This video takes students into a NOAA Laboratory in Seattle and discusses ocean acidification and the challenge of measuring the global pH in the oceans.
Students will learn about the competition sponsored by the XPrize Foundation to come up with an engineering solution to accurately capture the data.
This video provides interviews with real scientists doing research to help quantify how acidic our oceans are becoming.
It also provides inspiration for students who want to become scientists and engineers.
Students should be familiar with the terms ocean acidification and climate change.
From 1:25-2:38, there is a good animation of how carbon dioxide acidifies the ocean and a description of how much carbon we're putting into the ocean.
Beginning at 4:20, the video discusses why ocean acidification is dangerous for marine organisms and compares it to our blood becoming acidic, which can be deadly.
Engineering and science students can use this video as a hook for learning about green careers, the importance of data in science and technology, and connecting to topics such as the scientific method, data analysis, and innovations in science.
This is a credible resource to spur students to design instruments for measuring ocean acidification with good accuracy to predict and respond to the impact of ocean acidification on marine ecosystems.

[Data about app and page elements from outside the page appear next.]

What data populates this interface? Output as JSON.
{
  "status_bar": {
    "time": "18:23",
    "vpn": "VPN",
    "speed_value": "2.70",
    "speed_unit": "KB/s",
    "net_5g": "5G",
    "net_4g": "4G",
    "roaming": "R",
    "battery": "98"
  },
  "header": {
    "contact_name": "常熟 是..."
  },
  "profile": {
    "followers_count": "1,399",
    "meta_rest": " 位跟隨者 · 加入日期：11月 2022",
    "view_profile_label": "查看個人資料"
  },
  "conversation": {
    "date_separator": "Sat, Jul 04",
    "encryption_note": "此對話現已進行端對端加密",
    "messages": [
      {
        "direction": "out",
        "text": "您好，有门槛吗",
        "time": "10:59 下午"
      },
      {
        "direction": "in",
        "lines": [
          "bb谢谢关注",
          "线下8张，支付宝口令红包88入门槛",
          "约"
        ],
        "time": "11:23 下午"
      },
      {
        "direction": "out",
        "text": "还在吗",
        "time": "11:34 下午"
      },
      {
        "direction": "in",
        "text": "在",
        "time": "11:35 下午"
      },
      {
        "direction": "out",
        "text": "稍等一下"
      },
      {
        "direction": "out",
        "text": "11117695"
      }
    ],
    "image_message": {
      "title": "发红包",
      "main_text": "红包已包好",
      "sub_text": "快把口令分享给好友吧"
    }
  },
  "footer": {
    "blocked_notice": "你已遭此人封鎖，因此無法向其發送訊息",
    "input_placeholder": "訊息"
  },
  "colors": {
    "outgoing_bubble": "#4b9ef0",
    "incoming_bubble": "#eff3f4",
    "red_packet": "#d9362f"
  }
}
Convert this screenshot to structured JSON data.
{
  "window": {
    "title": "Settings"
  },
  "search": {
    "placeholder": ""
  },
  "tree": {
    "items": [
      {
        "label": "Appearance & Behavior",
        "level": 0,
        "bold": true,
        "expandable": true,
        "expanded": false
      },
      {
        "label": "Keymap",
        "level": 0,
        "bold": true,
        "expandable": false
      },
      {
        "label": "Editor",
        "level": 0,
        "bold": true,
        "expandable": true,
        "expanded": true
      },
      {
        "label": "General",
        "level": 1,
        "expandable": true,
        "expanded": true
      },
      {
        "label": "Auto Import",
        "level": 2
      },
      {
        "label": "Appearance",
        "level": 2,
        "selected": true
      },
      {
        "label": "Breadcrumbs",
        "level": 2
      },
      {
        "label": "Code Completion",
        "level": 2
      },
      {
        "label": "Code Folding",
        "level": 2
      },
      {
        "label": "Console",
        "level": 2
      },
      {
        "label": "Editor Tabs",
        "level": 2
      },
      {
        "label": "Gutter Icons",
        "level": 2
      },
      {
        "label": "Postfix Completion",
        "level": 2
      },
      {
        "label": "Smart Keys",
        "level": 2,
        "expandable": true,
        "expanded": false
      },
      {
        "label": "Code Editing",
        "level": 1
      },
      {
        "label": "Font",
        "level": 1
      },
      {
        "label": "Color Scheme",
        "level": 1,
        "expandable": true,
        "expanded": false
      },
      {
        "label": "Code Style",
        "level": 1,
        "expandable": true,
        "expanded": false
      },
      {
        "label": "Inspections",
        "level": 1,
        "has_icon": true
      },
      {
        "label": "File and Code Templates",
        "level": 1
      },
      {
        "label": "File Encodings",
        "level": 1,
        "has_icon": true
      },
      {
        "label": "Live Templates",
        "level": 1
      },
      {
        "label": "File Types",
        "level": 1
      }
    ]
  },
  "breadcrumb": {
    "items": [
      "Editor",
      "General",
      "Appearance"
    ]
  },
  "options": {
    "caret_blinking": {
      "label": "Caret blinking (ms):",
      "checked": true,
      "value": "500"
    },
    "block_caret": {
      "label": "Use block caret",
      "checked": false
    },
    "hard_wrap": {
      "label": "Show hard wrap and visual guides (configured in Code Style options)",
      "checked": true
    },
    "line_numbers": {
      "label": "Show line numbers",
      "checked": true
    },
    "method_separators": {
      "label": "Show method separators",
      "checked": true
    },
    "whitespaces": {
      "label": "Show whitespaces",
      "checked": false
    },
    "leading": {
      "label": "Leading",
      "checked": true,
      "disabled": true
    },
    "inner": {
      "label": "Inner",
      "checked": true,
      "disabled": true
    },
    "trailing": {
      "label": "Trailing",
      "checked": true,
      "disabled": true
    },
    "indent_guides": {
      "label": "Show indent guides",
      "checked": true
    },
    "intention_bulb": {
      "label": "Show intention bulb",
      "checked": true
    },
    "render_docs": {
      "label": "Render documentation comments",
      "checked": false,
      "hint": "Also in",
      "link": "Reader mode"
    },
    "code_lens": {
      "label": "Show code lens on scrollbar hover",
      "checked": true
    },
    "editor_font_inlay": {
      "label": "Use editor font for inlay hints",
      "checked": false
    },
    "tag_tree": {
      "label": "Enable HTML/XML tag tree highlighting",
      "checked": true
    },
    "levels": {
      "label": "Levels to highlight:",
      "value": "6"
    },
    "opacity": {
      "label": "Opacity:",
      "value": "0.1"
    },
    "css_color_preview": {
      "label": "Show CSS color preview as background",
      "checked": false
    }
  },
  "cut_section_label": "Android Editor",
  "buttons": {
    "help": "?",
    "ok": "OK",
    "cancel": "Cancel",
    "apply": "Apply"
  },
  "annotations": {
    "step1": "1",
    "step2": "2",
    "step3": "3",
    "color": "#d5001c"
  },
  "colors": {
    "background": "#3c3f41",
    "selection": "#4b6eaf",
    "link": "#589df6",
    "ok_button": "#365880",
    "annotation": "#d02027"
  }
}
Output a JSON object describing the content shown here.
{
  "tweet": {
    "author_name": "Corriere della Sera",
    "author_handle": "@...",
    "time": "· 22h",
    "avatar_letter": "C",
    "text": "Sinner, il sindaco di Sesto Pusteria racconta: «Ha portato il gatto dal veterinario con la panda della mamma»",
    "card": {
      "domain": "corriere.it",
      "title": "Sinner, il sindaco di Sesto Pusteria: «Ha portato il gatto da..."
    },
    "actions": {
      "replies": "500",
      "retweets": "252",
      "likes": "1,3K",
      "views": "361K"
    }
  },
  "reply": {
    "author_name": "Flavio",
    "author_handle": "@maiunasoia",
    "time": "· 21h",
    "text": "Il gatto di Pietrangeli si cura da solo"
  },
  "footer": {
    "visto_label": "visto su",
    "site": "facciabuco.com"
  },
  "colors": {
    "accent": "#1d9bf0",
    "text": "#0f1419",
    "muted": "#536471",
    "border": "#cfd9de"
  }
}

The resource is recommended.
Next Generation Science Standards (NGSS)
ESS3: Earth and Human Activity
MS-ESS3-3 Apply scientific principles to design a method for monitoring and minimizing a human impact on the environment.
ETS1: Engineering Design
MS-ETS1-2 Evaluate competing design solutions using a systematic process to determine how well they meet the criteria and constraints of the problem.
HS-ETS1-3 Evaluate a solution to a complex real-world problem based on prioritized criteria and trade-offs that account for a range of constraints, including cost, safety, reliability, and aesthetics, as well as possible social, cultural, and environmental impacts.
LS2: Ecosystems: Interactions, Energy, and Dynamics
MS-LS2-4 Construct an argument supported by empirical evidence that changes to physical or biological components of an ecosystem affect populations.